William Sterndale Bennett
Early life [change]
Bennett's father Robert Bennett, was organist of what is now Sheffield Cathedral. At the age of three he was an orphan, so he was brought up by his grandfather in Cambridge. At the age of seven he became a chorister at King's College Chapel Choir. In 1826 he entered the Royal Academy of Music, where he spent ten years studying. His piano teachers were W. H. Holmes, Dr William Crotch and later Cipriani Potter

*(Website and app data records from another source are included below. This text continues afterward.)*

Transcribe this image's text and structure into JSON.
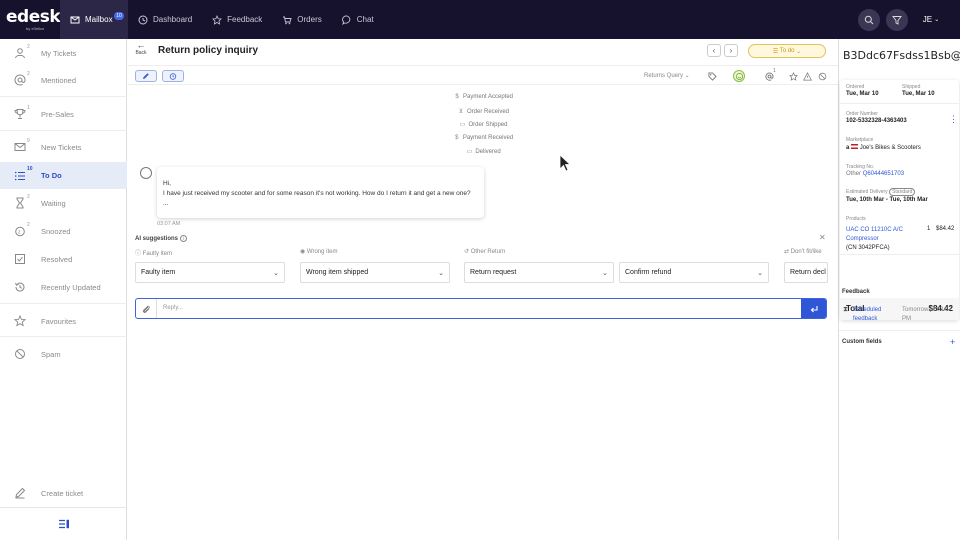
{
  "topbar": {
    "logo": "edesk",
    "logo_sub": "by xSellco",
    "nav": [
      {
        "label": "Mailbox",
        "badge": "10",
        "icon": "mail-icon"
      },
      {
        "label": "Dashboard",
        "icon": "clock-icon"
      },
      {
        "label": "Feedback",
        "icon": "star-icon"
      },
      {
        "label": "Orders",
        "icon": "cart-icon"
      },
      {
        "label": "Chat",
        "icon": "chat-icon"
      }
    ],
    "user_initials": "JE"
  },
  "sidebar": {
    "items": [
      {
        "label": "My Tickets",
        "count": "2",
        "icon": "user-icon"
      },
      {
        "label": "Mentioned",
        "count": "2",
        "icon": "at-icon"
      },
      {
        "label": "Pre-Sales",
        "count": "1",
        "icon": "trophy-icon"
      },
      {
        "label": "New Tickets",
        "count": "9",
        "icon": "inbox-icon"
      },
      {
        "label": "To Do",
        "count": "10",
        "icon": "list-icon"
      },
      {
        "label": "Waiting",
        "count": "2",
        "icon": "hourglass-icon"
      },
      {
        "label": "Snoozed",
        "count": "2",
        "icon": "snooze-icon"
      },
      {
        "label": "Resolved",
        "count": "",
        "icon": "check-icon"
      },
      {
        "label": "Recently Updated",
        "count": "",
        "icon": "history-icon"
      },
      {
        "label": "Favourites",
        "count": "",
        "icon": "star-icon"
      },
      {
        "label": "Spam",
        "count": "",
        "icon": "ban-icon"
      }
    ],
    "create_ticket": "Create ticket"
  },
  "ticket": {
    "back_label": "Back",
    "subject": "Return policy inquiry",
    "status": "To do",
    "query_type": "Returns Query",
    "mention_count": "1"
  },
  "timeline": [
    {
      "label": "Payment Accepted",
      "icon": "dollar-icon"
    },
    {
      "label": "Order Received",
      "icon": "cart-icon"
    },
    {
      "label": "Order Shipped",
      "icon": "truck-icon"
    },
    {
      "label": "Payment Received",
      "icon": "dollar-icon"
    },
    {
      "label": "Delivered",
      "icon": "truck-icon"
    }
  ],
  "message": {
    "greeting": "Hi,",
    "body": "I have just received my scooter and for some reason it's not working. How do I return it and get a new one?",
    "ellipsis": "...",
    "time": "03:07 AM"
  },
  "ai": {
    "title": "AI suggestions",
    "columns": [
      {
        "label": "Faulty item",
        "icon": "info-icon"
      },
      {
        "label": "Wrong item",
        "icon": "eye-icon"
      },
      {
        "label": "Other Return",
        "icon": "return-icon"
      },
      {
        "label": "Don't fit/like",
        "icon": "swap-icon"
      }
    ],
    "dropdowns": [
      "Faulty item",
      "Wrong item shipped",
      "Return request",
      "Confirm refund",
      "Return decl"
    ]
  },
  "reply": {
    "placeholder": "Reply..."
  },
  "customer": {
    "title": "B3Ddc67Fsdss1Bsb@...",
    "ordered_label": "Ordered",
    "ordered": "Tue, Mar 10",
    "shipped_label": "Shipped",
    "shipped": "Tue, Mar 10",
    "order_number_label": "Order Number",
    "order_number": "102-5332328-4363403",
    "marketplace_label": "Marketplace",
    "marketplace": "Joe's Bikes & Scooters",
    "tracking_label": "Tracking No.",
    "tracking_carrier": "Other",
    "tracking": "Q60444651703",
    "delivery_label": "Estimated Delivery",
    "delivery_badge": "Standard",
    "delivery": "Tue, 10th Mar - Tue, 10th Mar",
    "products_label": "Products",
    "product_name": "UAC CO 11210C A/C Compressor",
    "product_code": "(CN 3042PFCA)",
    "product_qty": "1",
    "product_price": "$84.42",
    "total_label": "Total",
    "total": "$84.42",
    "feedback_label": "Feedback",
    "feedback_item": "Scheduled feedback",
    "feedback_time": "Tomorrow at 03:07 PM",
    "custom_fields_label": "Custom fields"
  },
  "colors": {
    "topbar": "#16122e",
    "accent": "#3056d8",
    "status": "#e0c455"
  }
}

In 1833 he was made organist of St Anne's Church, Wandsworth and in that same year met Felix Mendelssohn who invited him to Germany. He went there four times, making long tours. He was welcomed and admired by famous musicians including Mendelssohn and Robert Schumann. Schumann later dedicated his Symphonic Studies to Bennett. He also often performed at the Leipzig Gewandhaus.
Although he knew the works of Bach and Mozart very well, many of his compositions were clearly influenced by Mendelssohn. As well as being known as one of Europe's most brilliant pianists, his music was well known for its new ideas, excitement and poetic beauty. His compositions include four overtures, six piano concertos, four symphonies, a chamber trio, sextet, several piano works and two song cycles to be followed later in life by a cello duo, a late Symphony in G minor, a Cantata The May Queen for the opening of Leeds Town Hall in 1858, and an oratorio The Woman of Samaria for the 1867 Birmingham Triennial Music Festival. Of his 80 published compositions, nearly half are now available on CD, the most popular being the Overture The Naiades Op 15, the Chamber Trio Op 26 and the Piano concerto No 4 in F minor Op 19.

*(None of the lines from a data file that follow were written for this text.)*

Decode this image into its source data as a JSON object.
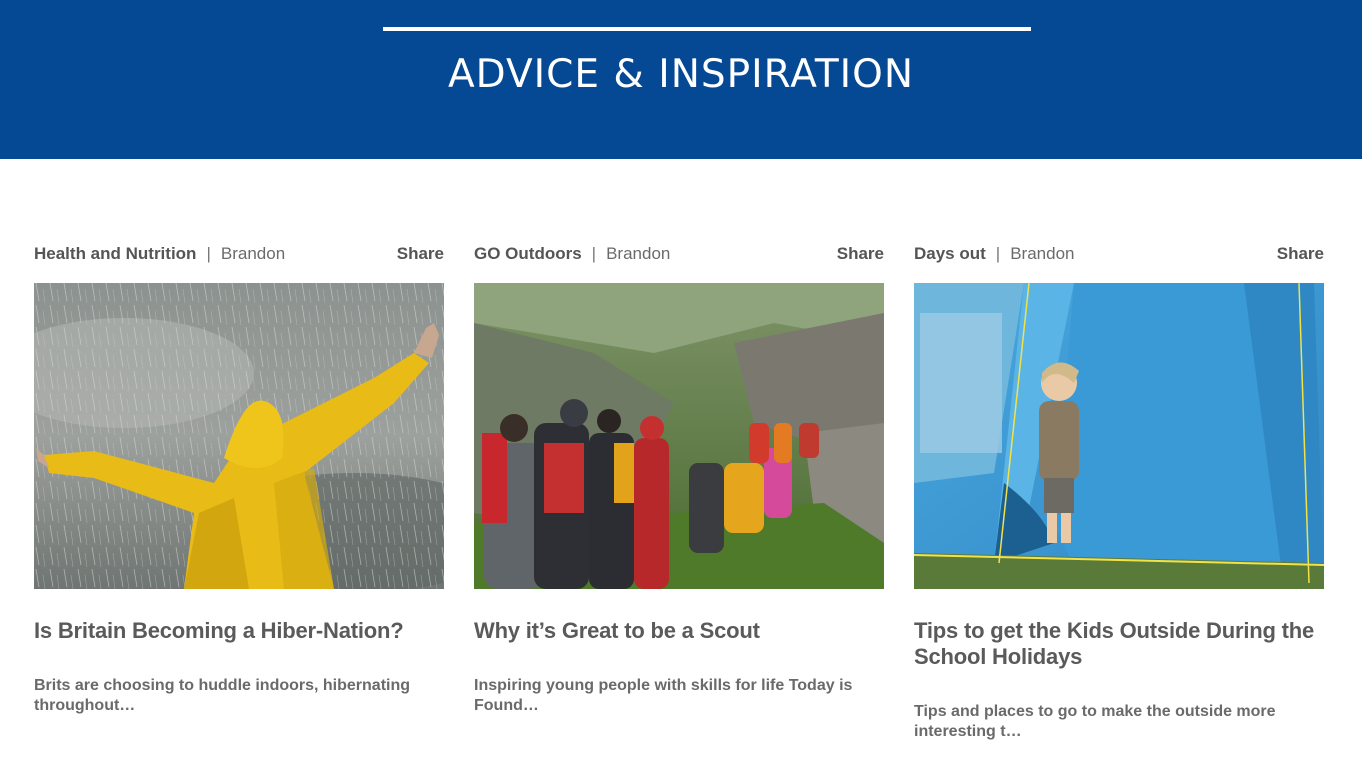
{
  "banner": {
    "title": "ADVICE & INSPIRATION"
  },
  "cards": [
    {
      "category": "Health and Nutrition",
      "separator": "|",
      "author": "Brandon",
      "share": "Share",
      "headline": "Is Britain Becoming a Hiber-Nation?",
      "excerpt": "Brits are choosing to huddle indoors, hibernating throughout…"
    },
    {
      "category": "GO Outdoors",
      "separator": "|",
      "author": "Brandon",
      "share": "Share",
      "headline": "Why it’s Great to be a Scout",
      "excerpt": "Inspiring young people with skills for life Today is Found…"
    },
    {
      "category": "Days out",
      "separator": "|",
      "author": "Brandon",
      "share": "Share",
      "headline": "Tips to get the Kids Outside During the School Holidays",
      "excerpt": "Tips and places to go to make the outside more interesting t…"
    }
  ]
}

Later life [change]
From 1844 for fifteen years he organized the popular Chamber Music Concerts in the Queen's Concert Rooms, Hanover Square in London introducing a number of famous soloists to the British public. In 1848 he became a founding Director of Queen's College London and in the following year of Bedford College, now part of London University. In this way he helped women to get equal opportunity in education.

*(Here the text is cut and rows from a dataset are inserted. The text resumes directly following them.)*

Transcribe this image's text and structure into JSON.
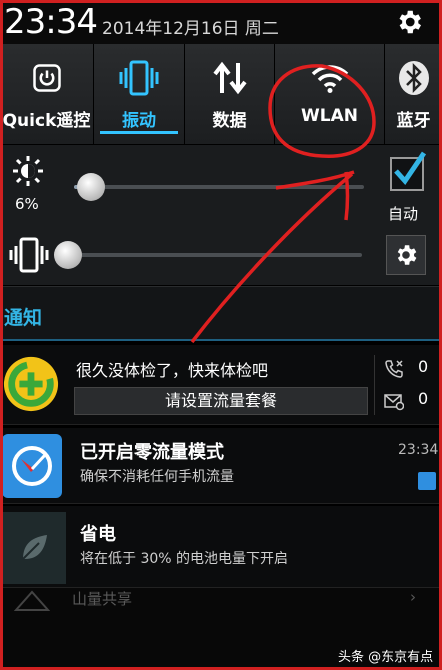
{
  "status": {
    "time": "23:34",
    "date": "2014年12月16日 周二"
  },
  "quick_toggles": [
    {
      "label": "Quick遥控",
      "icon": "power-button-icon",
      "active": false
    },
    {
      "label": "振动",
      "icon": "vibrate-phone-icon",
      "active": true
    },
    {
      "label": "数据",
      "icon": "data-arrows-icon",
      "active": false
    },
    {
      "label": "WLAN",
      "icon": "wifi-icon",
      "active": false
    },
    {
      "label": "蓝牙",
      "icon": "bluetooth-icon",
      "active": false
    }
  ],
  "brightness": {
    "percent_label": "6%",
    "level": 0.06,
    "auto_label": "自动",
    "auto_checked": true
  },
  "vibration": {
    "level": 0.0
  },
  "notifications_header": "通知",
  "notifications": {
    "security": {
      "text": "很久没体检了，快来体检吧",
      "button": "请设置流量套餐",
      "calls_count": "0",
      "messages_count": "0"
    },
    "zero_traffic": {
      "title": "已开启零流量模式",
      "subtitle": "确保不消耗任何手机流量",
      "time": "23:34"
    },
    "power_saving": {
      "title": "省电",
      "subtitle": "将在低于 30% 的电池电量下开启"
    }
  },
  "background_item": {
    "text": "山量共享",
    "arrow": "›"
  },
  "watermark": "头条 @东京有点冷",
  "colors": {
    "accent": "#33b5e5",
    "active_toggle": "#33c4ff",
    "annotation_red": "#e02020"
  }
}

In 1856 he succeeded Wagner as conductor of the Philharmonic Society Orchestra. He was the first person to be given their Gold Medal. In 1866 he was chosen to be Professor of Music at Cambridge University having got an MA and Mus Doc. From 1866 until his death he was Principal of the Royal Academy of Music. A scholarship and Prize in his name continues to be awarded to this day. In 1870 Oxford University gave him an Hon DCL and a year later he was knighted.
Several of his family later became well known in music and theatre. Bennett left a large music library which is now at the Bodleian Library in collaboration with his great-great-grandson Barry Sterndale-Bennett (b 1939) which continues to be available for research purposes.
See: The Life of Sterndale Bennett by JR Sterndale Bennett (Cambridge University Press 1907) and William Sterndale Bennett- a Descriptive Thematic Catalogue by Rosemary Williamson (Clarendon Press 1996)